Any product targeting the Japanese market should take into account the unique needs of Japanese travellers, including language assistance and, in some cases, dietary preferences.

Market Key Facts

Key Source Regions/Cities

Greater Tokyo, Osaka, Nagoya & Fukuoka

Direct Routes into New Zealand

Air New Zealand with code share partner All Nippon Airlines: from Narita, Tokyo


Direct: Air New Zealand, ANA.
Non-direct: Singapore Airlines, Korean Airlines, Qantas, Jetstar, Cathay Pacific and China Southern Airlines

Leave Entitlement

15-20 days per annum


127.25 million (July 2013 est.)




Japanese Yen (JPY)

Total Outbound Travellers

16.9 million in 2014 (-3.3%)

Peak Booking Periods

August - January (typical advance purchase is 2 months)

Peak Travel Periods

November - March

Data sources: 
CIA World Factbook (Currency, Population, Language)
Japan Tourism Marketing Co (Total Outbound Travel)

Doing Business in Japan

  • The language barrier is still significant when dealing with Japanese travel sellers and consumers, and operators should ensure they have written information available in Japanese. English is taught in schools, but competence varies considerably. It is strongly recommended that you hire Japanese-speaking staff or market support consultant if you are serious about getting into this market.

  • The Japanese are perfectionists and demand very high standards of quality. Once they lose confidence in something it is unlikely to be regained. Japanese follow strict rules of etiquette.

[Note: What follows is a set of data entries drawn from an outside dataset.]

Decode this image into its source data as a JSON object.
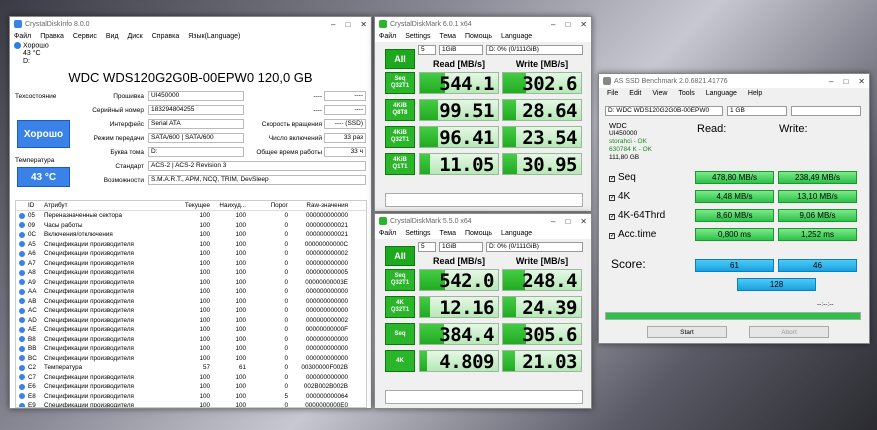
{
  "cdi": {
    "title": "CrystalDiskInfo 8.0.0",
    "menu": [
      "Файл",
      "Правка",
      "Сервис",
      "Вид",
      "Диск",
      "Справка",
      "Язык(Language)"
    ],
    "status_top": "Хорошо",
    "status_temp": "43 °C",
    "status_drive": "D:",
    "drive_title": "WDC WDS120G2G0B-00EPW0 120,0 GB",
    "health_label": "Техсостояние",
    "health_value": "Хорошо",
    "temp_label": "Температура",
    "temp_value": "43 °C",
    "firmware_label": "Прошивка",
    "firmware": "UI450000",
    "serial_label": "Серийный номер",
    "serial": "183294804255",
    "interface_label": "Интерфейс",
    "interface": "Serial ATA",
    "transfer_label": "Режим передачи",
    "transfer": "SATA/600 | SATA/600",
    "letter_label": "Буква тома",
    "letter": "D:",
    "standard_label": "Стандарт",
    "standard": "ACS-2 | ACS-2 Revision 3",
    "features_label": "Возможности",
    "features": "S.M.A.R.T., APM, NCQ, TRIM, DevSleep",
    "r1_dash": "----",
    "r1_val": "----",
    "r2_dash": "----",
    "r2_val": "----",
    "rot_label": "Скорость вращения",
    "rot": "---- (SSD)",
    "power_count_label": "Число включений",
    "power_count": "33 раз",
    "power_hours_label": "Общее время работы",
    "power_hours": "33 ч",
    "smart_headers": [
      "ID",
      "Атрибут",
      "Текущее",
      "Наихуд...",
      "Порог",
      "Raw-значения"
    ],
    "smart_rows": [
      [
        "05",
        "Переназначенные сектора",
        "100",
        "100",
        "0",
        "000000000000"
      ],
      [
        "09",
        "Часы работы",
        "100",
        "100",
        "0",
        "000000000021"
      ],
      [
        "0C",
        "Включения/отключения",
        "100",
        "100",
        "0",
        "000000000021"
      ],
      [
        "A5",
        "Спецификации производителя",
        "100",
        "100",
        "0",
        "00000000000C"
      ],
      [
        "A6",
        "Спецификации производителя",
        "100",
        "100",
        "0",
        "000000000002"
      ],
      [
        "A7",
        "Спецификации производителя",
        "100",
        "100",
        "0",
        "000000000000"
      ],
      [
        "A8",
        "Спецификации производителя",
        "100",
        "100",
        "0",
        "000000000005"
      ],
      [
        "A9",
        "Спецификации производителя",
        "100",
        "100",
        "0",
        "00000000003E"
      ],
      [
        "AA",
        "Спецификации производителя",
        "100",
        "100",
        "0",
        "000000000000"
      ],
      [
        "AB",
        "Спецификации производителя",
        "100",
        "100",
        "0",
        "000000000000"
      ],
      [
        "AC",
        "Спецификации производителя",
        "100",
        "100",
        "0",
        "000000000000"
      ],
      [
        "AD",
        "Спецификации производителя",
        "100",
        "100",
        "0",
        "000000000002"
      ],
      [
        "AE",
        "Спецификации производителя",
        "100",
        "100",
        "0",
        "00000000000F"
      ],
      [
        "B8",
        "Спецификации производителя",
        "100",
        "100",
        "0",
        "000000000000"
      ],
      [
        "BB",
        "Спецификации производителя",
        "100",
        "100",
        "0",
        "000000000000"
      ],
      [
        "BC",
        "Спецификации производителя",
        "100",
        "100",
        "0",
        "000000000000"
      ],
      [
        "C2",
        "Температура",
        "57",
        "61",
        "0",
        "00300000F002B"
      ],
      [
        "C7",
        "Спецификации производителя",
        "100",
        "100",
        "0",
        "000000000000"
      ],
      [
        "E6",
        "Спецификации производителя",
        "100",
        "100",
        "0",
        "002B002B002B"
      ],
      [
        "E8",
        "Спецификации производителя",
        "100",
        "100",
        "5",
        "000000000064"
      ],
      [
        "E9",
        "Спецификации производителя",
        "100",
        "100",
        "0",
        "0000000000E0"
      ],
      [
        "EA",
        "Спецификации производителя",
        "100",
        "100",
        "0",
        "000000036036"
      ]
    ]
  },
  "cdm6": {
    "title": "CrystalDiskMark 6.0.1 x64",
    "menu": [
      "Файл",
      "Settings",
      "Тема",
      "Помощь",
      "Language"
    ],
    "count": "5",
    "size": "1GiB",
    "drive": "D: 0% (0/111GiB)",
    "all": "All",
    "read_head": "Read [MB/s]",
    "write_head": "Write [MB/s]",
    "tests": [
      {
        "name": "Seq\nQ32T1",
        "read": "544.1",
        "write": "302.6"
      },
      {
        "name": "4KiB\nQ8T8",
        "read": "99.51",
        "write": "28.64"
      },
      {
        "name": "4KiB\nQ32T1",
        "read": "96.41",
        "write": "23.54"
      },
      {
        "name": "4KiB\nQ1T1",
        "read": "11.05",
        "write": "30.95"
      }
    ]
  },
  "cdm5": {
    "title": "CrystalDiskMark 5.5.0 x64",
    "menu": [
      "Файл",
      "Settings",
      "Тема",
      "Помощь",
      "Language"
    ],
    "count": "5",
    "size": "1GiB",
    "drive": "D: 0% (0/111GiB)",
    "all": "All",
    "read_head": "Read [MB/s]",
    "write_head": "Write [MB/s]",
    "tests": [
      {
        "name": "Seq\nQ32T1",
        "read": "542.0",
        "write": "248.4"
      },
      {
        "name": "4K\nQ32T1",
        "read": "12.16",
        "write": "24.39"
      },
      {
        "name": "Seq",
        "read": "384.4",
        "write": "305.6"
      },
      {
        "name": "4K",
        "read": "4.809",
        "write": "21.03"
      }
    ]
  },
  "asssd": {
    "title": "AS SSD Benchmark 2.0.6821.41776",
    "menu": [
      "File",
      "Edit",
      "View",
      "Tools",
      "Language",
      "Help"
    ],
    "drive_sel": "D: WDC WDS120G2G0B-00EPW0",
    "size_sel": "1 GB",
    "info": [
      "WDC",
      "UI450000",
      "storahci - OK",
      "630784 K - OK",
      "111,80 GB"
    ],
    "read_head": "Read:",
    "write_head": "Write:",
    "rows": [
      {
        "label": "Seq",
        "read": "478,80 MB/s",
        "write": "238,49 MB/s"
      },
      {
        "label": "4K",
        "read": "4,48 MB/s",
        "write": "13,10 MB/s"
      },
      {
        "label": "4K-64Thrd",
        "read": "8,60 MB/s",
        "write": "9,06 MB/s"
      },
      {
        "label": "Acc.time",
        "read": "0,800 ms",
        "write": "1,252 ms"
      }
    ],
    "score_label": "Score:",
    "score_read": "61",
    "score_write": "46",
    "score_total": "128",
    "progress_text": "--:--:--",
    "start": "Start",
    "abort": "Abort"
  }
}
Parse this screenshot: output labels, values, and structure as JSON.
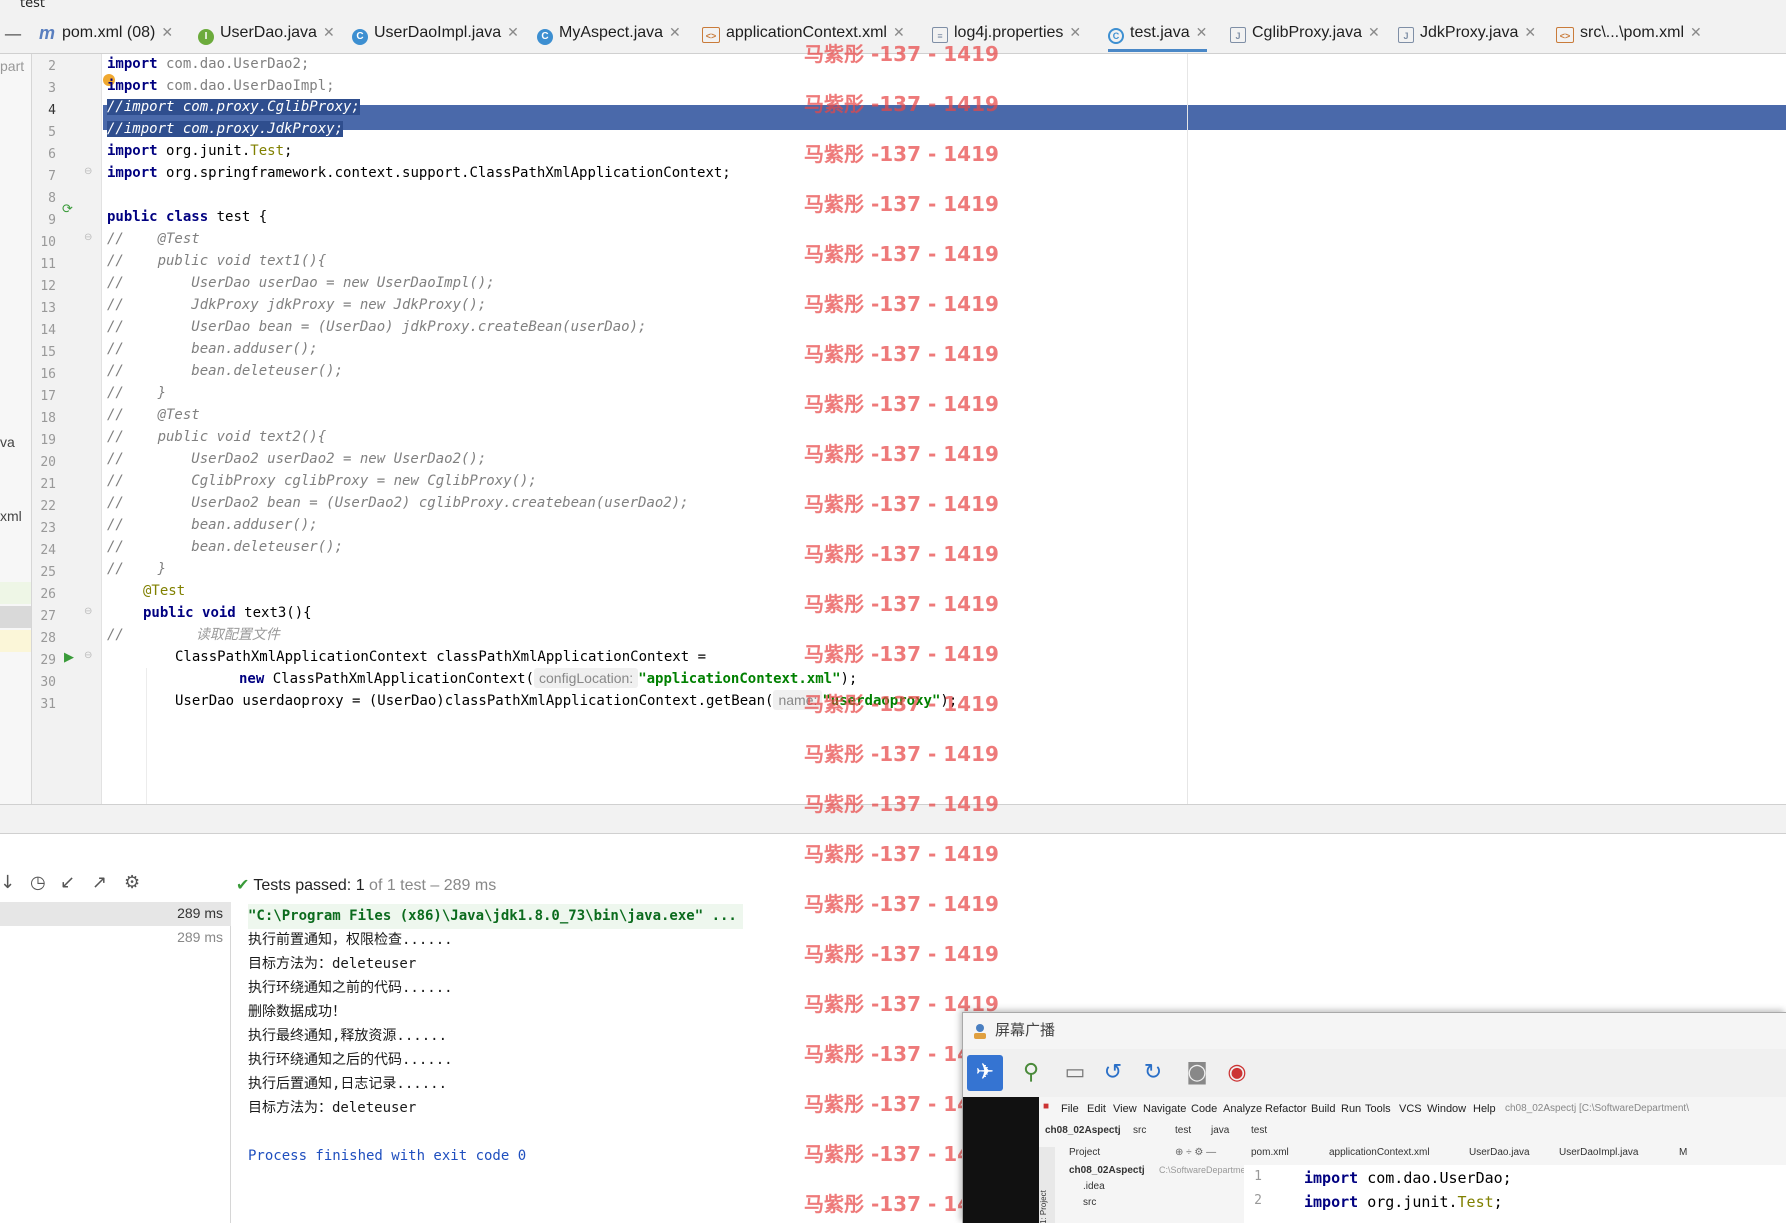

  • The exchange of business cards (‘meishi’) is mandatory. You should carry your meishi with you at all times as they are not just handed out in meetings, but in social settings as well. The giving and receiving of cards is regarded as an important and solemn gesture, therefore cards should be presented formally, received with due respect and examined carefully. Tips: use two hands, Japanese side up (if applicable), and never put a card away that you have just received. Examine each card carefully and keep it on the table until the meeting is over.

  • Patience is a virtue in Japan as most decisions are reached by consensus. Japan is all about building relationships and information is often more freely exchanged in informal social environments. Punctuality is also very important in Japan. Don’t be late for appointments!

  •  ‘Face’ is still a big issue in Japan and one should avoid criticising or contradicting one's superior or colleagues in front of others, especially in front of outsiders.

  • While it is a social custom to give small gifts to business and social acquaintances, the importance of this is diminishing.

  • With titles, the suffix ‘san’ can be used instead of Mr, Mrs or Ms (i.e. Suzuki - san, rather than Mr Suzuki). As a general rule, first names should not be used when addressing business contacts.

  • Formal business attire is recommended for meetings. Visitors to this market should also take into account seasonal weather changes, including the very hot and humid summer months and cold winters. In recent years, acceptance of ‘Cool Biz’ has meant some relaxation on the use of suit coats and ties during the summer.

  • Temperatures vary widely by region - from sub-tropical in the south to a cooler, more temperate climate in the north. Winters are cold and dry and, with the exception of Hokkaido, the summers are hot and humid. In Tokyo, summer temperatures reach highs of close to 40 degrees Celsius, falling to five degrees Celsius or lower in January/February. The rainy season in Japan, during June/July, is particularly humid.

Want to know more about doing business in Japan?

Visit the New Zealand Trade & Enterprise website